Edited by G. Harron Davis, Cam Montgomery, and Adrianne White, All Signs Point to Yes is a collection of short stories targeting those who are addicted to reading their daily horoscopes. That many of the collected stories end with a kiss and several include references to the occult or witches shouldn’t alarm readers. After all, there is something magical about love. The thirteen authors who contributed stories prove that love is as universal as sexuality and ethnicity are diverse. Their works further share powerful morals, such as: regrets don’t serve anyone or that flirting isn’t a valid form of identification. These authors also invite criticalRead More →

Lesbiana’s Guide to Catholic School by Sonora Reyes – Protagonist Yamilet Flores cares about only two things: 1. Protecting her younger brother and 2. Hiding her sexual orientation from everyone at her new Catholic school. After being outed by the girl she’d thought of as her best friend at her previous school, Yami is determined to protect her secret at all costs. Something that grows increasingly difficult as her feelings for Bo, the only openly gay girl at school, grow as well. At home, Yami struggles to feel supported by the people in her life. Through snide remarks, Yami knows that her mom considers beingRead More →

Twelve-year-old Logan Foster is good at research, deductive reasoning, and logical problem-solving. However, he is not so adept at emotional responses, human interaction, and reading social cues. This unique protagonist evolves into the hero of Shawn Peters’ novel The Unforgettable Logan Foster.  Set in Santa Monica, California, Peters’ novel retells the story of an orphan who loves comics.
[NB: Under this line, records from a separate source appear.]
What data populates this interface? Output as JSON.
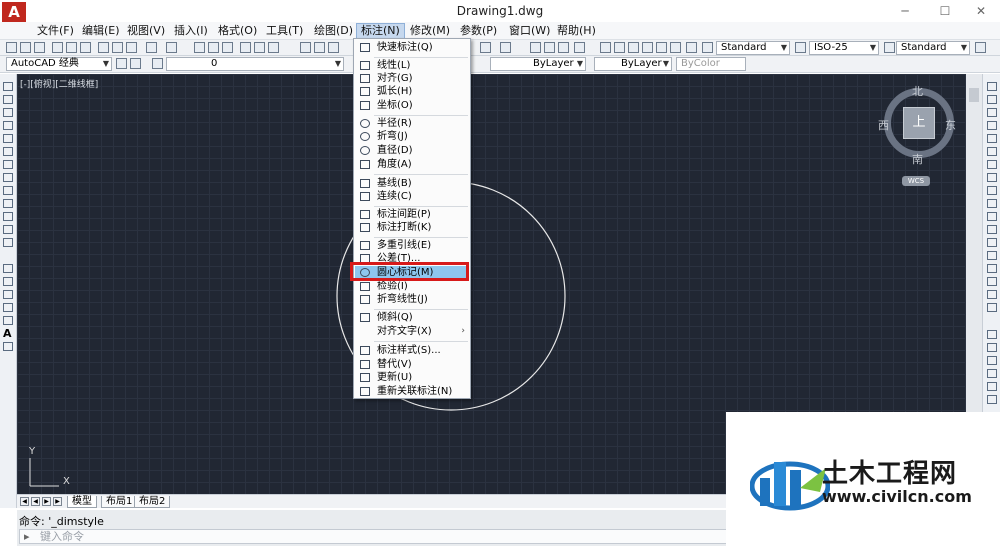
{
  "window": {
    "title": "Drawing1.dwg",
    "logo_letter": "A"
  },
  "menubar": [
    {
      "label": "文件(F)"
    },
    {
      "label": "编辑(E)"
    },
    {
      "label": "视图(V)"
    },
    {
      "label": "插入(I)"
    },
    {
      "label": "格式(O)"
    },
    {
      "label": "工具(T)"
    },
    {
      "label": "绘图(D)"
    },
    {
      "label": "标注(N)"
    },
    {
      "label": "修改(M)"
    },
    {
      "label": "参数(P)"
    },
    {
      "label": "窗口(W)"
    },
    {
      "label": "帮助(H)"
    }
  ],
  "toolbar": {
    "text_style": "Standard",
    "dim_style": "ISO-25",
    "table_style": "Standard",
    "workspace": "AutoCAD 经典",
    "layer": "0",
    "linetype": "ByLayer",
    "lineweight": "ByLayer",
    "plotstyle": "ByColor"
  },
  "viewport_label": "[-][俯视][二维线框]",
  "compass": {
    "north": "北",
    "south": "南",
    "east": "东",
    "west": "西",
    "top": "上",
    "wcs": "WCS"
  },
  "ucs": {
    "x": "X",
    "y": "Y"
  },
  "dim_menu": {
    "items": [
      {
        "label": "快速标注(Q)"
      },
      {
        "label": "线性(L)"
      },
      {
        "label": "对齐(G)"
      },
      {
        "label": "弧长(H)"
      },
      {
        "label": "坐标(O)"
      },
      {
        "label": "半径(R)"
      },
      {
        "label": "折弯(J)"
      },
      {
        "label": "直径(D)"
      },
      {
        "label": "角度(A)"
      },
      {
        "label": "基线(B)"
      },
      {
        "label": "连续(C)"
      },
      {
        "label": "标注间距(P)"
      },
      {
        "label": "标注打断(K)"
      },
      {
        "label": "多重引线(E)"
      },
      {
        "label": "公差(T)..."
      },
      {
        "label": "圆心标记(M)"
      },
      {
        "label": "检验(I)"
      },
      {
        "label": "折弯线性(J)"
      },
      {
        "label": "倾斜(Q)"
      },
      {
        "label": "对齐文字(X)",
        "submenu": "›"
      },
      {
        "label": "标注样式(S)..."
      },
      {
        "label": "替代(V)"
      },
      {
        "label": "更新(U)"
      },
      {
        "label": "重新关联标注(N)"
      }
    ]
  },
  "tabs": [
    {
      "label": "模型"
    },
    {
      "label": "布局1"
    },
    {
      "label": "布局2"
    }
  ],
  "command": {
    "history": "命令: '_dimstyle",
    "placeholder": "键入命令"
  },
  "watermark": {
    "name": "土木工程网",
    "url": "www.civilcn.com"
  }
}
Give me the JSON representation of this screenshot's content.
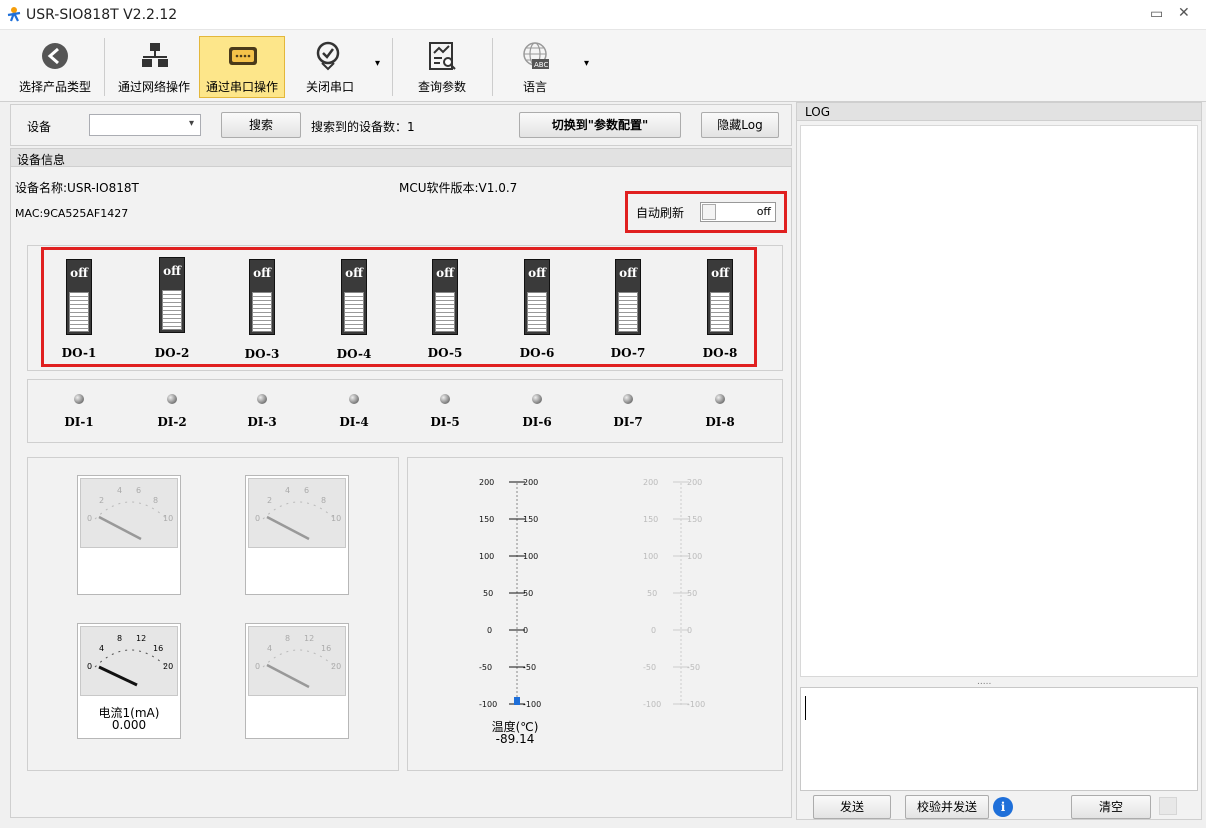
{
  "window": {
    "title": "USR-SIO818T V2.2.12"
  },
  "toolbar": {
    "items": [
      {
        "label": "选择产品类型",
        "icon": "back-arrow-icon"
      },
      {
        "label": "通过网络操作",
        "icon": "network-icon"
      },
      {
        "label": "通过串口操作",
        "icon": "serial-port-icon"
      },
      {
        "label": "关闭串口",
        "icon": "check-pin-icon"
      },
      {
        "label": "查询参数",
        "icon": "query-chart-icon"
      },
      {
        "label": "语言",
        "icon": "globe-abc-icon"
      }
    ]
  },
  "device_bar": {
    "device_label": "设备",
    "device_value": "",
    "search_label": "搜索",
    "found_label": "搜索到的设备数：1",
    "switch_config_label": "切换到\"参数配置\"",
    "hide_log_label": "隐藏Log"
  },
  "device_info": {
    "header": "设备信息",
    "name": "设备名称:USR-IO818T",
    "mcu": "MCU软件版本:V1.0.7",
    "mac": "MAC:9CA525AF1427",
    "auto_refresh_label": "自动刷新",
    "auto_refresh_state": "off"
  },
  "do_switches": [
    {
      "label": "DO-1",
      "state": "off"
    },
    {
      "label": "DO-2",
      "state": "off"
    },
    {
      "label": "DO-3",
      "state": "off"
    },
    {
      "label": "DO-4",
      "state": "off"
    },
    {
      "label": "DO-5",
      "state": "off"
    },
    {
      "label": "DO-6",
      "state": "off"
    },
    {
      "label": "DO-7",
      "state": "off"
    },
    {
      "label": "DO-8",
      "state": "off"
    }
  ],
  "di_inputs": [
    "DI-1",
    "DI-2",
    "DI-3",
    "DI-4",
    "DI-5",
    "DI-6",
    "DI-7",
    "DI-8"
  ],
  "gauges": [
    {
      "ticks": [
        "0",
        "2",
        "4",
        "6",
        "8",
        "10"
      ],
      "caption": "",
      "value": ""
    },
    {
      "ticks": [
        "0",
        "2",
        "4",
        "6",
        "8",
        "10"
      ],
      "caption": "",
      "value": ""
    },
    {
      "ticks": [
        "0",
        "4",
        "8",
        "12",
        "16",
        "20"
      ],
      "caption": "电流1(mA)",
      "value": "0.000"
    },
    {
      "ticks": [
        "0",
        "4",
        "8",
        "12",
        "16",
        "20"
      ],
      "caption": "",
      "value": ""
    }
  ],
  "thermometers": [
    {
      "ticks": [
        "200",
        "150",
        "100",
        "50",
        "0",
        "-50",
        "-100"
      ],
      "caption": "温度(℃)",
      "value": "-89.14"
    },
    {
      "ticks": [
        "200",
        "150",
        "100",
        "50",
        "0",
        "-50",
        "-100"
      ],
      "caption": "",
      "value": ""
    }
  ],
  "log": {
    "header": "LOG",
    "send_label": "发送",
    "verify_send_label": "校验并发送",
    "clear_label": "清空",
    "splitter": "....."
  },
  "colors": {
    "highlight": "#e02020",
    "active_tab": "#fde68a",
    "accent_blue": "#1e6fd9"
  }
}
Logan considers comics relatable because most superheroes are orphans. They also work to undermine villains and thwart bullies. When Gil Grant and Margie Morrow visit the El Segundo Transitional Orphanage (ESTO) as promising prospective foster parents, Logan experiences the feeling of being wanted and decides it feelsRead More →